2/15/17 Chapter 3: Interviewing
- As you’ve seen in Chapter 3 of the text, the key to good interview is establishing rapport with your source. You’ve been assigned to do a profile of a new instructor on campus. You don’t know this person at all. How will you try to establish rapport?
Before anything else, I will do extensive research to learn everything I can about this new professor. Things like where they taught before, what they taught, what qualifications they have, why they left, their expertise, if they have any controversy, even hobbies outside of their job and opinions or belief system if the information is possible. Depending on where my research leads me, I may need to research other topics so that I am knowledgeable in the same fields the new instructor will be teaching. All this is important so that I am able to show my credibility and that I am capable of doing the interview and understanding what the interviewee discusses.

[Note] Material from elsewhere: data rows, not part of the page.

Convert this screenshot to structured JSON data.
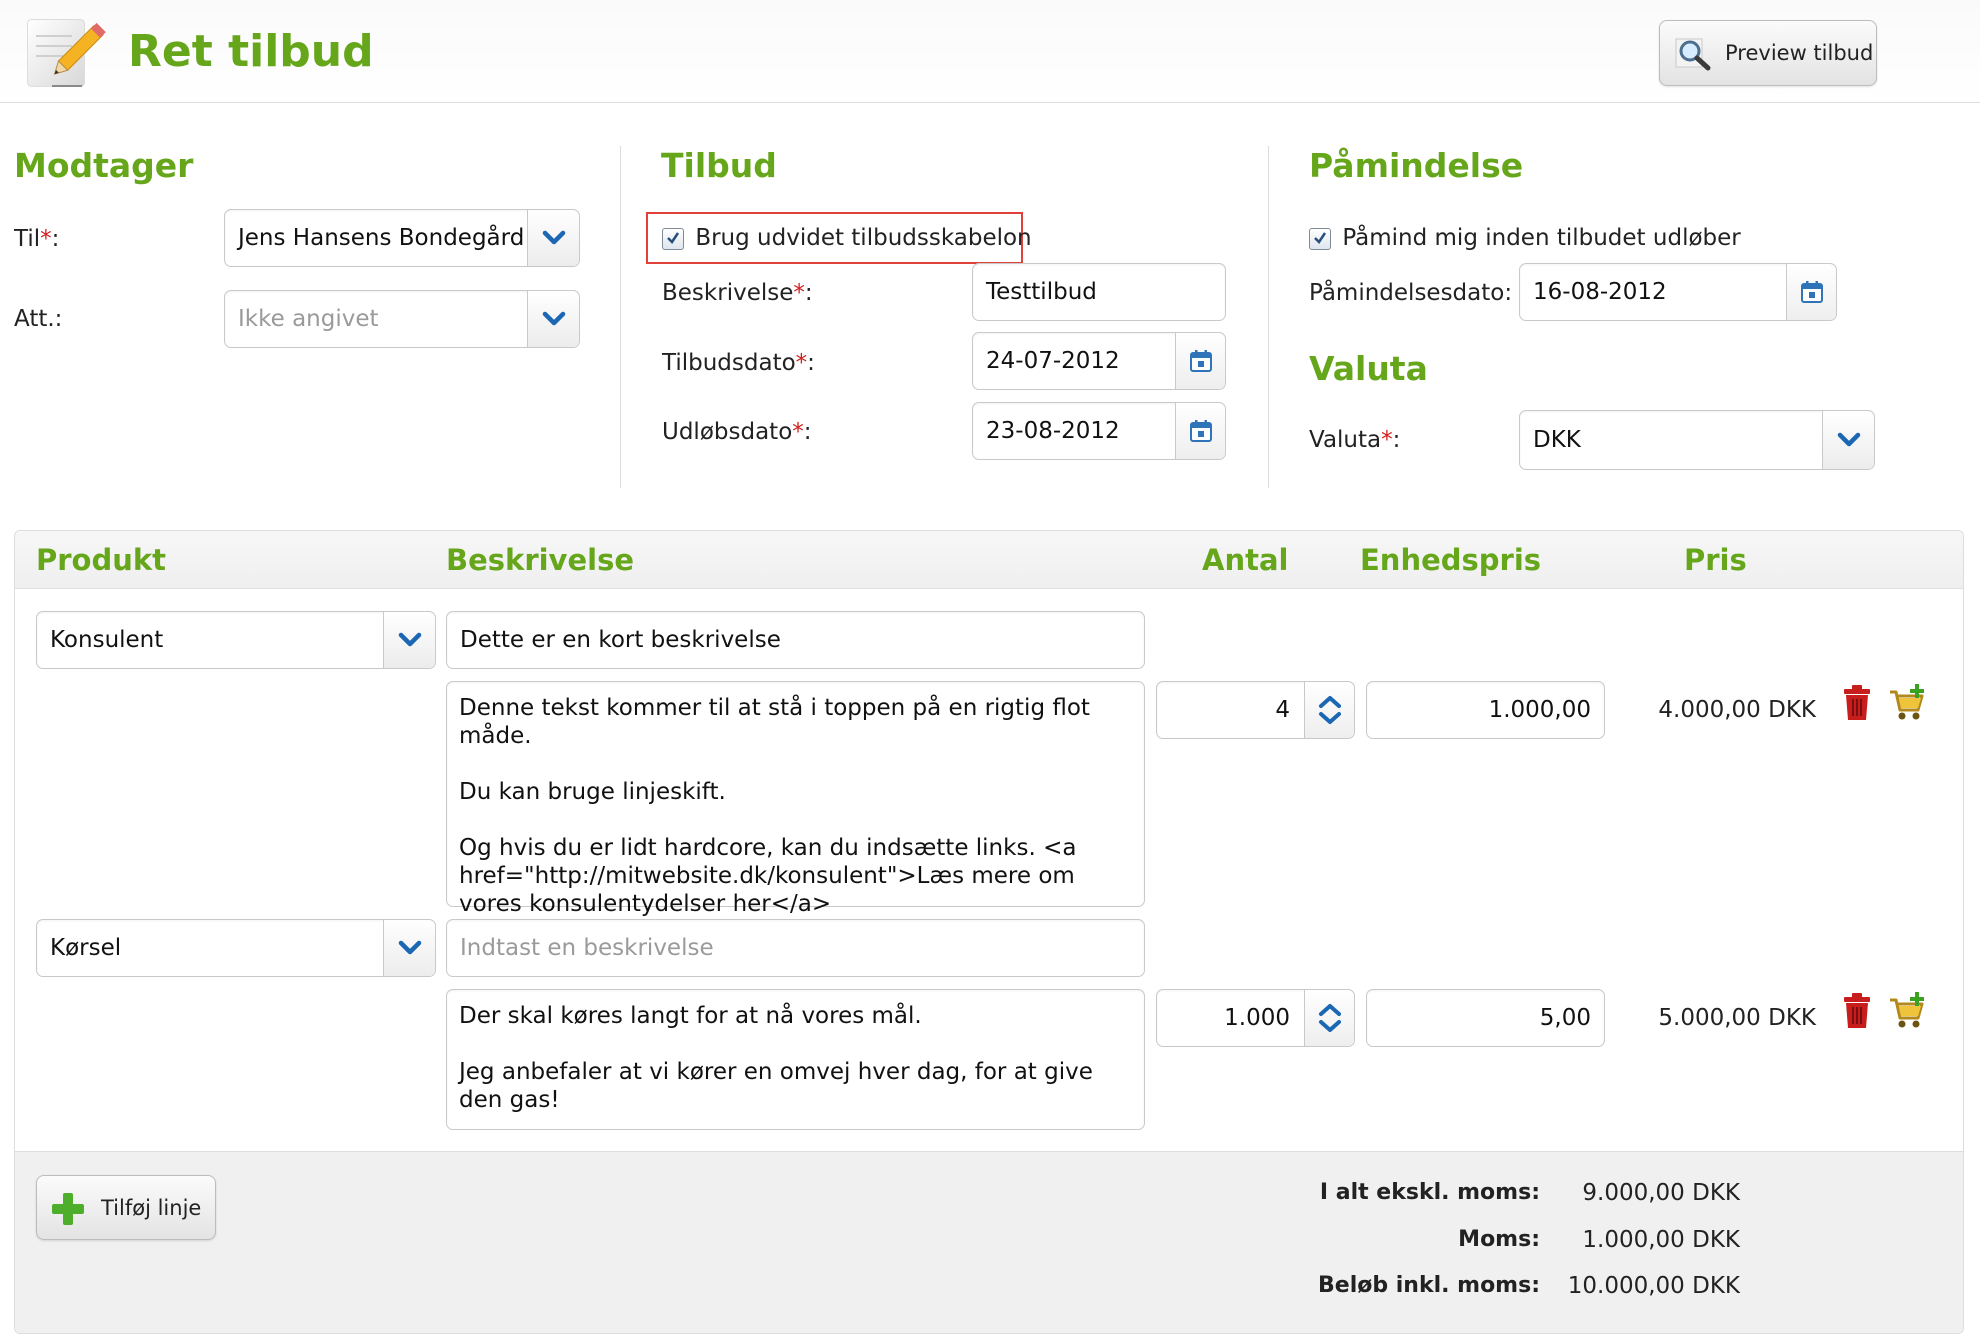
{
  "header": {
    "title": "Ret tilbud",
    "preview_label": "Preview tilbud"
  },
  "modtager": {
    "heading": "Modtager",
    "til_label": "Til",
    "til_value": "Jens Hansens Bondegård",
    "att_label": "Att.:",
    "att_placeholder": "Ikke angivet"
  },
  "tilbud": {
    "heading": "Tilbud",
    "template_checkbox_label": "Brug udvidet tilbudsskabelon",
    "template_checked": true,
    "beskrivelse_label": "Beskrivelse",
    "beskrivelse_value": "Testtilbud",
    "tilbudsdato_label": "Tilbudsdato",
    "tilbudsdato_value": "24-07-2012",
    "udlobsdato_label": "Udløbsdato",
    "udlobsdato_value": "23-08-2012"
  },
  "paamindelse": {
    "heading": "Påmindelse",
    "checkbox_label": "Påmind mig inden tilbudet udløber",
    "checked": true,
    "dato_label": "Påmindelsesdato:",
    "dato_value": "16-08-2012"
  },
  "valuta": {
    "heading": "Valuta",
    "label": "Valuta",
    "value": "DKK"
  },
  "lines_header": {
    "produkt": "Produkt",
    "beskrivelse": "Beskrivelse",
    "antal": "Antal",
    "enhedspris": "Enhedspris",
    "pris": "Pris"
  },
  "lines": [
    {
      "produkt": "Konsulent",
      "kort_beskrivelse": "Dette er en kort beskrivelse",
      "lang_beskrivelse": [
        "Denne tekst kommer til at stå i toppen på en rigtig flot måde.",
        "Du kan bruge linjeskift.",
        "Og hvis du er lidt hardcore, kan du indsætte links. <a href=\"http://mitwebsite.dk/konsulent\">Læs mere om vores konsulentydelser her</a>"
      ],
      "antal": "4",
      "enhedspris": "1.000,00",
      "pris": "4.000,00 DKK"
    },
    {
      "produkt": "Kørsel",
      "kort_beskrivelse_placeholder": "Indtast en beskrivelse",
      "lang_beskrivelse": [
        "Der skal køres langt for at nå vores mål.",
        "Jeg anbefaler at vi kører en omvej hver dag, for at give den gas!"
      ],
      "antal": "1.000",
      "enhedspris": "5,00",
      "pris": "5.000,00 DKK"
    }
  ],
  "footer": {
    "add_line_label": "Tilføj linje",
    "ialt_label": "I alt ekskl. moms:",
    "ialt_value": "9.000,00 DKK",
    "moms_label": "Moms:",
    "moms_value": "1.000,00 DKK",
    "belob_label": "Beløb inkl. moms:",
    "belob_value": "10.000,00 DKK"
  },
  "colors": {
    "accent_green": "#66a61a",
    "required_red": "#d21c1c",
    "highlight_red": "#e0413b",
    "select_arrow_blue": "#1b67b3",
    "delete_red": "#c81d1d"
  }
}
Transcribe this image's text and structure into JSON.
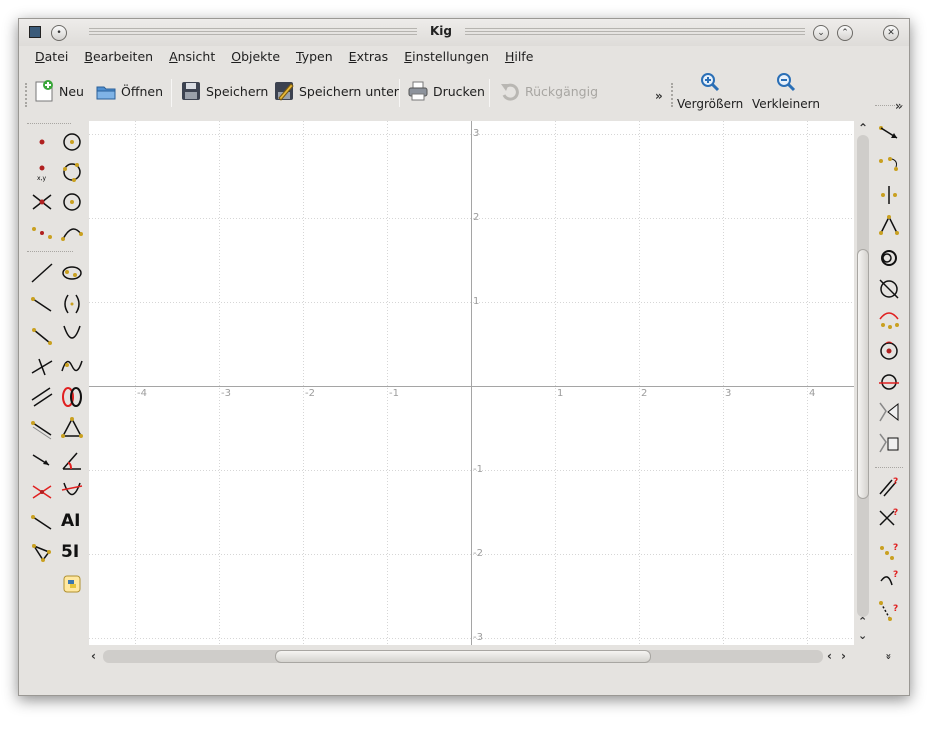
{
  "window": {
    "title": "Kig"
  },
  "menubar": {
    "items": [
      "Datei",
      "Bearbeiten",
      "Ansicht",
      "Objekte",
      "Typen",
      "Extras",
      "Einstellungen",
      "Hilfe"
    ]
  },
  "toolbar": {
    "new_label": "Neu",
    "open_label": "Öffnen",
    "save_label": "Speichern",
    "save_as_label": "Speichern unter",
    "print_label": "Drucken",
    "undo_label": "Rückgängig",
    "zoom_in_label": "Vergrößern",
    "zoom_out_label": "Verkleinern",
    "overflow_label": "»"
  },
  "canvas": {
    "x_ticks": [
      "-4",
      "-3",
      "-2",
      "-1",
      "1",
      "2",
      "3",
      "4"
    ],
    "y_ticks": [
      "3",
      "2",
      "1",
      "-1",
      "-2",
      "-3"
    ]
  },
  "left_tools": {
    "icons": [
      "point-icon",
      "circle-center-point-icon",
      "point-by-coords-icon",
      "circle-three-points-icon",
      "intersection-point-icon",
      "circle-center-radius-icon",
      "midpoint-icon",
      "arc-three-points-icon",
      "line-icon",
      "conic-five-points-icon",
      "ray-icon",
      "hyperbola-icon",
      "segment-icon",
      "parabola-icon",
      "perpendicular-icon",
      "cubic-icon",
      "parallel-icon",
      "locus-icon",
      "segment-length-icon",
      "triangle-icon",
      "vector-icon",
      "angle-icon",
      "line-intersection-icon",
      "conic-tangent-icon",
      "bisector-icon",
      "text-label-icon",
      "polygon-icon",
      "numeric-label-icon",
      "python-script-icon"
    ],
    "text_label": "AI",
    "number_label": "5I"
  },
  "right_tools": {
    "icons": [
      "translate-icon",
      "rotate-icon",
      "reflect-point-icon",
      "reflect-line-icon",
      "homothety-icon",
      "inversion-icon",
      "arc-transform-icon",
      "circle-transform-icon",
      "circle-line-icon",
      "projective-icon",
      "affine-icon",
      "parallel-test-icon",
      "orthogonal-test-icon",
      "collinear-test-icon",
      "contains-test-icon",
      "distance-test-icon"
    ],
    "expand_label": "»"
  },
  "colors": {
    "window_bg": "#e5e3e0",
    "canvas_bg": "#ffffff",
    "grid": "#d6d6d6",
    "axis": "#a5a5a5",
    "tick_text": "#9c9c9c",
    "accent_red": "#e02020",
    "accent_blue": "#2a6fb6"
  }
}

Making a good first impression is a great way to get off on the right foot with someone you’re just meeting. Chances are strong that I’ll be conducting the interview in the department hub, the professor’s personal office or somewhere on campus so I’ll dress appropriately. Being genuine and an attentive listener will make the person feel more open to speaking because they’ll know that I’m respecting their time and trying to write a truthful story. Reading the subject’s non-verbal’s and respecting the signals they send will help make them more comfortable and maybe allow them to elaborate more should they chose.
Telling the professor what story I intend to write will create an open platform for our interview. Checking with them about whether they’re okay if I record our interview can send the message that I don’t want to hide anything. Asking for a follow up interview and/or giving them a preview of the article and option to approve direct quotes I use will further drive home the point that I intend to tell truthful information. All of which is something people want be assured of in order to feel that they can trust their interviewer with the information they’ve given them.